Wealthy Men Who Have a Big Stock of
Guns on Hand in Gun Storage Rooms.
"All here for repairs?" I inquired.
"Oh, no," replied one of the bonny Scots, shutting his lips tightly immediately afterward, as if to prevent any secrets from escaping.
"What are they here for, then?" I persisted.
"On storage," said the second Scotchman. "We take fine guns on storage, keep them in good repair and send them to the owners when they get ready for them."
It is the only place of the kind in New York and probably in the country. Even in Europe it is a question whether such a thing exists. The wealthy gentlemen and nobles who have large country estates on the continent and in England have, so to speak, their private arsenals and armorers. Here they keep their firearms, certain plate for that they will be preserved and ready for use at any time. They can well afford to do this, as they need not go far to do their shooting, and may have occasion to do it at a very short notice.

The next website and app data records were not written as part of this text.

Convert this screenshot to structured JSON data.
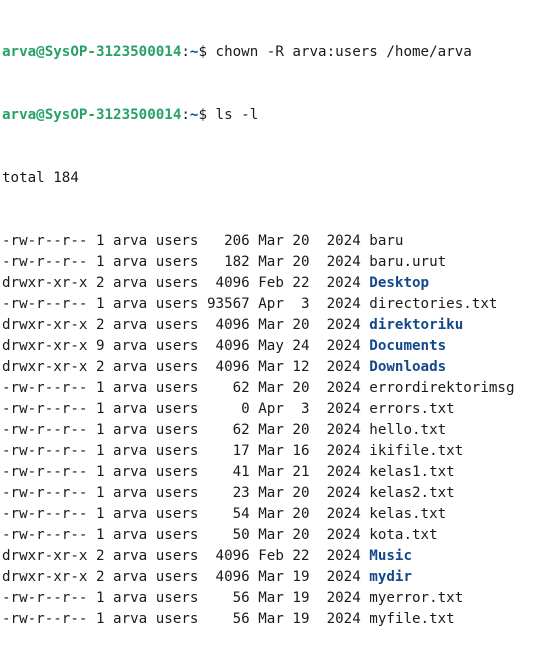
{
  "prompt": {
    "user_host": "arva@SysOP-3123500014",
    "separator": ":",
    "path": "~",
    "symbol": "$"
  },
  "commands": [
    " chown -R arva:users /home/arva",
    " ls -l"
  ],
  "total_line": "total 184",
  "colors": {
    "prompt_user": "#26a269",
    "directory": "#12488b",
    "text": "#1a1a1a",
    "background": "#ffffff"
  },
  "listing": [
    {
      "perms": "-rw-r--r--",
      "links": "1",
      "owner": "arva",
      "group": "users",
      "size": "206",
      "month": "Mar",
      "day": "20",
      "year": "2024",
      "name": "baru",
      "is_dir": false
    },
    {
      "perms": "-rw-r--r--",
      "links": "1",
      "owner": "arva",
      "group": "users",
      "size": "182",
      "month": "Mar",
      "day": "20",
      "year": "2024",
      "name": "baru.urut",
      "is_dir": false
    },
    {
      "perms": "drwxr-xr-x",
      "links": "2",
      "owner": "arva",
      "group": "users",
      "size": "4096",
      "month": "Feb",
      "day": "22",
      "year": "2024",
      "name": "Desktop",
      "is_dir": true
    },
    {
      "perms": "-rw-r--r--",
      "links": "1",
      "owner": "arva",
      "group": "users",
      "size": "93567",
      "month": "Apr",
      "day": "3",
      "year": "2024",
      "name": "directories.txt",
      "is_dir": false
    },
    {
      "perms": "drwxr-xr-x",
      "links": "2",
      "owner": "arva",
      "group": "users",
      "size": "4096",
      "month": "Mar",
      "day": "20",
      "year": "2024",
      "name": "direktoriku",
      "is_dir": true
    },
    {
      "perms": "drwxr-xr-x",
      "links": "9",
      "owner": "arva",
      "group": "users",
      "size": "4096",
      "month": "May",
      "day": "24",
      "year": "2024",
      "name": "Documents",
      "is_dir": true
    },
    {
      "perms": "drwxr-xr-x",
      "links": "2",
      "owner": "arva",
      "group": "users",
      "size": "4096",
      "month": "Mar",
      "day": "12",
      "year": "2024",
      "name": "Downloads",
      "is_dir": true
    },
    {
      "perms": "-rw-r--r--",
      "links": "1",
      "owner": "arva",
      "group": "users",
      "size": "62",
      "month": "Mar",
      "day": "20",
      "year": "2024",
      "name": "errordirektorimsg",
      "is_dir": false
    },
    {
      "perms": "-rw-r--r--",
      "links": "1",
      "owner": "arva",
      "group": "users",
      "size": "0",
      "month": "Apr",
      "day": "3",
      "year": "2024",
      "name": "errors.txt",
      "is_dir": false
    },
    {
      "perms": "-rw-r--r--",
      "links": "1",
      "owner": "arva",
      "group": "users",
      "size": "62",
      "month": "Mar",
      "day": "20",
      "year": "2024",
      "name": "hello.txt",
      "is_dir": false
    },
    {
      "perms": "-rw-r--r--",
      "links": "1",
      "owner": "arva",
      "group": "users",
      "size": "17",
      "month": "Mar",
      "day": "16",
      "year": "2024",
      "name": "ikifile.txt",
      "is_dir": false
    },
    {
      "perms": "-rw-r--r--",
      "links": "1",
      "owner": "arva",
      "group": "users",
      "size": "41",
      "month": "Mar",
      "day": "21",
      "year": "2024",
      "name": "kelas1.txt",
      "is_dir": false
    },
    {
      "perms": "-rw-r--r--",
      "links": "1",
      "owner": "arva",
      "group": "users",
      "size": "23",
      "month": "Mar",
      "day": "20",
      "year": "2024",
      "name": "kelas2.txt",
      "is_dir": false
    },
    {
      "perms": "-rw-r--r--",
      "links": "1",
      "owner": "arva",
      "group": "users",
      "size": "54",
      "month": "Mar",
      "day": "20",
      "year": "2024",
      "name": "kelas.txt",
      "is_dir": false
    },
    {
      "perms": "-rw-r--r--",
      "links": "1",
      "owner": "arva",
      "group": "users",
      "size": "50",
      "month": "Mar",
      "day": "20",
      "year": "2024",
      "name": "kota.txt",
      "is_dir": false
    },
    {
      "perms": "drwxr-xr-x",
      "links": "2",
      "owner": "arva",
      "group": "users",
      "size": "4096",
      "month": "Feb",
      "day": "22",
      "year": "2024",
      "name": "Music",
      "is_dir": true
    },
    {
      "perms": "drwxr-xr-x",
      "links": "2",
      "owner": "arva",
      "group": "users",
      "size": "4096",
      "month": "Mar",
      "day": "19",
      "year": "2024",
      "name": "mydir",
      "is_dir": true
    },
    {
      "perms": "-rw-r--r--",
      "links": "1",
      "owner": "arva",
      "group": "users",
      "size": "56",
      "month": "Mar",
      "day": "19",
      "year": "2024",
      "name": "myerror.txt",
      "is_dir": false
    },
    {
      "perms": "-rw-r--r--",
      "links": "1",
      "owner": "arva",
      "group": "users",
      "size": "56",
      "month": "Mar",
      "day": "19",
      "year": "2024",
      "name": "myfile.txt",
      "is_dir": false
    }
  ]
}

In this country, however, where large estates stocked with game are unknown and a shooting trip takes time and preparation, such private arsenals are not needed. Even the wealthiest and most extravagant do not find it necessary to employ private armorers, and most sportsmen take delight in cleaning and putting away their own guns. Some though, who have great demands upon their time either because of social or business cares, cannot afford or do not care to bother with the work, and it is for them that this gun storage business was begun by the two Scotch brothers.
As they are first class workmen and very independent, only the wealthy sportsmen can afford to deal with them. They have conducted this business for many years, and in that time have been associated with all the prominent New Yorkers of sporting proclivities and have learned a great many of their characteristics. The trust reposed in them is very great, as the guns are all valuable and are sometimes left for years. Such is the case, for instance, with some of the firearms belonging to James Gordon Bennett, the proprietor of The Herald. The dueling pistols which this gentleman intended to use in his famous encounter with Fred May have lain in their leather case on a shelf in the storage room on University place for several years.--New York Mail and Express.